Exercise goal:
Each entry must be given again exactly as it appears, with images excluded.

==== Source data

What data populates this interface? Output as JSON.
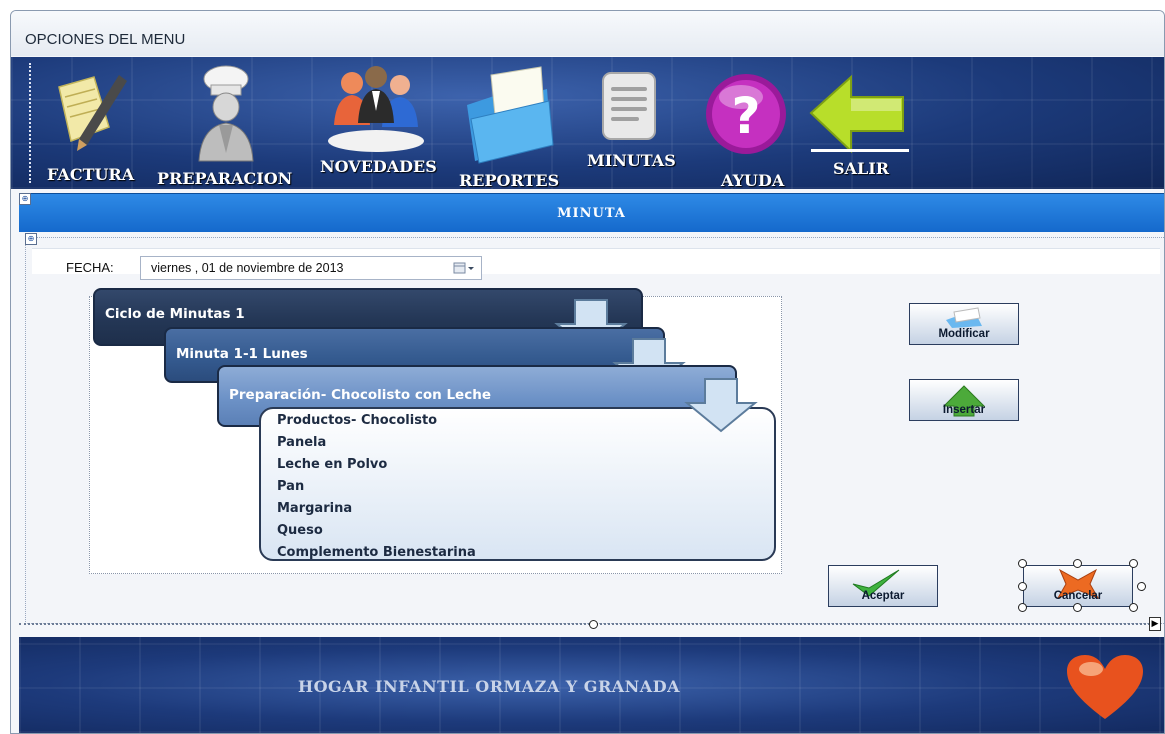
{
  "window": {
    "title": "OPCIONES DEL MENU"
  },
  "toolbar": {
    "factura": "FACTURA",
    "preparacion": "PREPARACION",
    "novedades": "NOVEDADES",
    "reportes": "REPORTES",
    "minutas": "MINUTAS",
    "ayuda": "AYUDA",
    "salir": "SALIR"
  },
  "section": {
    "title": "MINUTA"
  },
  "date": {
    "label": "FECHA:",
    "value": "viernes , 01 de noviembre de 2013"
  },
  "hierarchy": {
    "level1": "Ciclo de Minutas 1",
    "level2": "Minuta 1-1 Lunes",
    "level3": "Preparación- Chocolisto con Leche",
    "items": [
      "Productos- Chocolisto",
      "Panela",
      "Leche en Polvo",
      "Pan",
      "Margarina",
      "Queso",
      "Complemento Bienestarina"
    ]
  },
  "actions": {
    "modificar": "Modificar",
    "insertar": "Insertar",
    "aceptar": "Aceptar",
    "cancelar": "Cancelar"
  },
  "footer": {
    "title": "HOGAR INFANTIL ORMAZA Y GRANADA"
  },
  "colors": {
    "toolbar": "#1c3a7a",
    "band": "#1a6fd4",
    "accent_green": "#3aa03a",
    "accent_orange": "#e8641e"
  }
}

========

Answer for this exercise:
What data populates this interface? Output as JSON.
{
  "window": {
    "title": "OPCIONES DEL MENU"
  },
  "toolbar": {
    "factura": "FACTURA",
    "preparacion": "PREPARACION",
    "novedades": "NOVEDADES",
    "reportes": "REPORTES",
    "minutas": "MINUTAS",
    "ayuda": "AYUDA",
    "salir": "SALIR"
  },
  "section": {
    "title": "MINUTA"
  },
  "date": {
    "label": "FECHA:",
    "value": "viernes , 01 de noviembre de 2013"
  },
  "hierarchy": {
    "level1": "Ciclo de Minutas 1",
    "level2": "Minuta 1-1 Lunes",
    "level3": "Preparación- Chocolisto con Leche",
    "items": [
      "Productos- Chocolisto",
      "Panela",
      "Leche en Polvo",
      "Pan",
      "Margarina",
      "Queso",
      "Complemento Bienestarina"
    ]
  },
  "actions": {
    "modificar": "Modificar",
    "insertar": "Insertar",
    "aceptar": "Aceptar",
    "cancelar": "Cancelar"
  },
  "footer": {
    "title": "HOGAR INFANTIL ORMAZA Y GRANADA"
  },
  "colors": {
    "toolbar": "#1c3a7a",
    "band": "#1a6fd4",
    "accent_green": "#3aa03a",
    "accent_orange": "#e8641e"
  }
}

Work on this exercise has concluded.